Mega spacejerk MMO Eve Online has received a permanent cemetery installation. The site in Molea is intended partly for roleplaying purposes, but more as a space for players to pay their respects to the people they’ve lost in real life.
The new monument replaces a player-run project in the same area that ran for over 12 years, but might be in danger of disappearing due to recent game updates. It’s simple in design and looks rather grand without overdoing it. Quite tasteful all round, really. There’s also a special “ascension of light” animation that plays every so often, a nice bonus if you happen to visit at the right time. Players will be able to anchor their containers as “graves” as before, although they can be destroyed or looted so it’s probably best to keep the contents corpsey.
I’d not actually heard of this place before today. When I found another player’s frozen corpse I used to scoop them up and return them to the player, with a commiseratory note. Even though every player character in Eve is a functionally immortal series of clones in-story, it seemed tacky and callous to just leave them floating in space. This is a much better idea though. Originally it was a space where bodies were placed in containers after other players found them floating in space after duels, ambushes, and sometimes Eve’s mega-battles. They even kept a catalogue of names and dates.

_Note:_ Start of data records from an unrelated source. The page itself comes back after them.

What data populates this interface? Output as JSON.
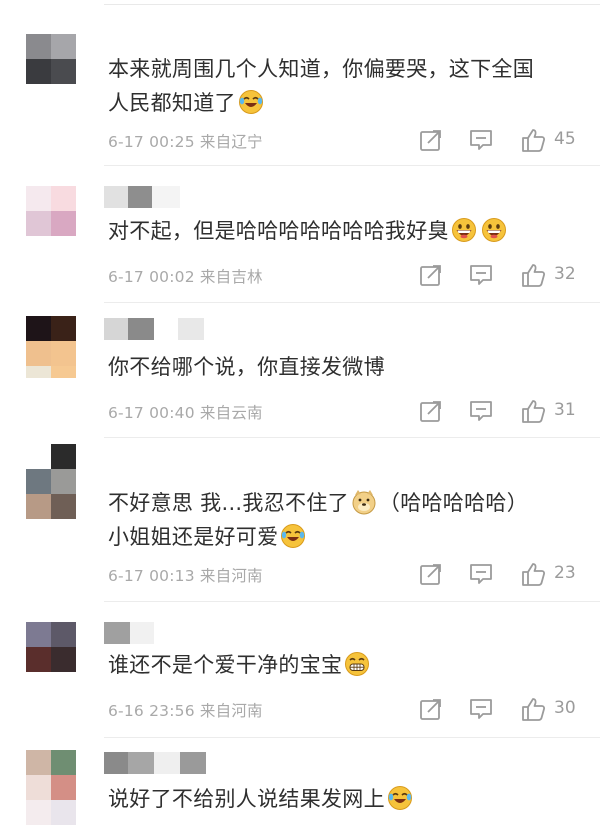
{
  "comments": [
    {
      "text_lines": [
        "本来就周围几个人知道，你偏要哭，这下全国",
        "人民都知道了"
      ],
      "emoji_after": "laugh-cry",
      "time": "6-17 00:25",
      "location": "来自辽宁",
      "likes": "45"
    },
    {
      "text_lines": [
        "对不起，但是哈哈哈哈哈哈哈我好臭"
      ],
      "emoji_after": "grin",
      "time": "6-17 00:02",
      "location": "来自吉林",
      "likes": "32"
    },
    {
      "text_lines": [
        "你不给哪个说，你直接发微博"
      ],
      "emoji_after": "",
      "time": "6-17 00:40",
      "location": "来自云南",
      "likes": "31"
    },
    {
      "text_lines": [
        "不好意思 我...我忍不住了",
        "（哈哈哈哈哈）",
        "小姐姐还是好可爱"
      ],
      "emoji_after": "laugh-cry",
      "time": "6-17 00:13",
      "location": "来自河南",
      "likes": "23"
    },
    {
      "text_lines": [
        "谁还不是个爱干净的宝宝"
      ],
      "emoji_after": "teeth-grin",
      "time": "6-16 23:56",
      "location": "来自河南",
      "likes": "30"
    },
    {
      "text_lines": [
        "说好了不给别人说结果发网上"
      ],
      "emoji_after": "laugh-cry",
      "time": "",
      "location": "",
      "likes": ""
    }
  ],
  "icons": {
    "share": "share-icon",
    "reply": "comment-icon",
    "like": "thumbs-up-icon",
    "emoji_laugh_cry": "laugh-cry-emoji-icon",
    "emoji_grin": "grin-emoji-icon",
    "emoji_doge": "doge-emoji-icon",
    "emoji_teeth": "teeth-grin-emoji-icon"
  },
  "colors": {
    "text": "#2f2f2f",
    "meta": "#a9a9a9",
    "icon": "#9b9b9b",
    "divider": "#ececec",
    "emoji_yellow": "#f6c33b"
  }
}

As CCP detailed, the player behind it, Azia Burgi, previously had to move the entire project from its original site in 2008, when a change in the game’s design meant that its “graves” (cargo containers) could no longer be anchored there for long periods. CCP also wrote a fun news article about it at the time, and indicated what big project it was to move the over 500 graves.
A new corporation and starbase tower was built by player Davien Kaahtt, and the work of interment continued ever since. The new site was repeatedly attacked by predictable, boring people over the years, but was rebuilt every time. It’s since become more than just a quirky body storage spot. Eve has been going since 2003, longer than some of us have been alive, and of course some of its players have passed on during that time. Their friends and relatives have sometimes taken to placing memorials at the site.
Since another update by CCP, player-owned stations like the one holding the site together have been on their way out. They now become ‘abandoned’ if left unsupported for too long, and thus vulnerable to looting and destruction. Some players made obscene profits by taking advantage of this, and rather than let the cemetery be looted or vanish entirely, CCP stepped in to make it a permanent fixture.
It might be tempting to look down on players taking a game so seriously, particularly one that isn’t exactly renowned for sentimentality. But people spend large portions of their lives playing games, and Eve can be particularly demanding of a regular player’s time. That’s inevitably time spent forging your own identity, making connections, and sharing experiences with friends. We’ve still no solution to all MMOs eventually vanishing entirely, but it’s important that players have something to remember each other by in the meantime. I’m glad CCP saw the value of this. It’s nice. Sometimes even Eve can be nice.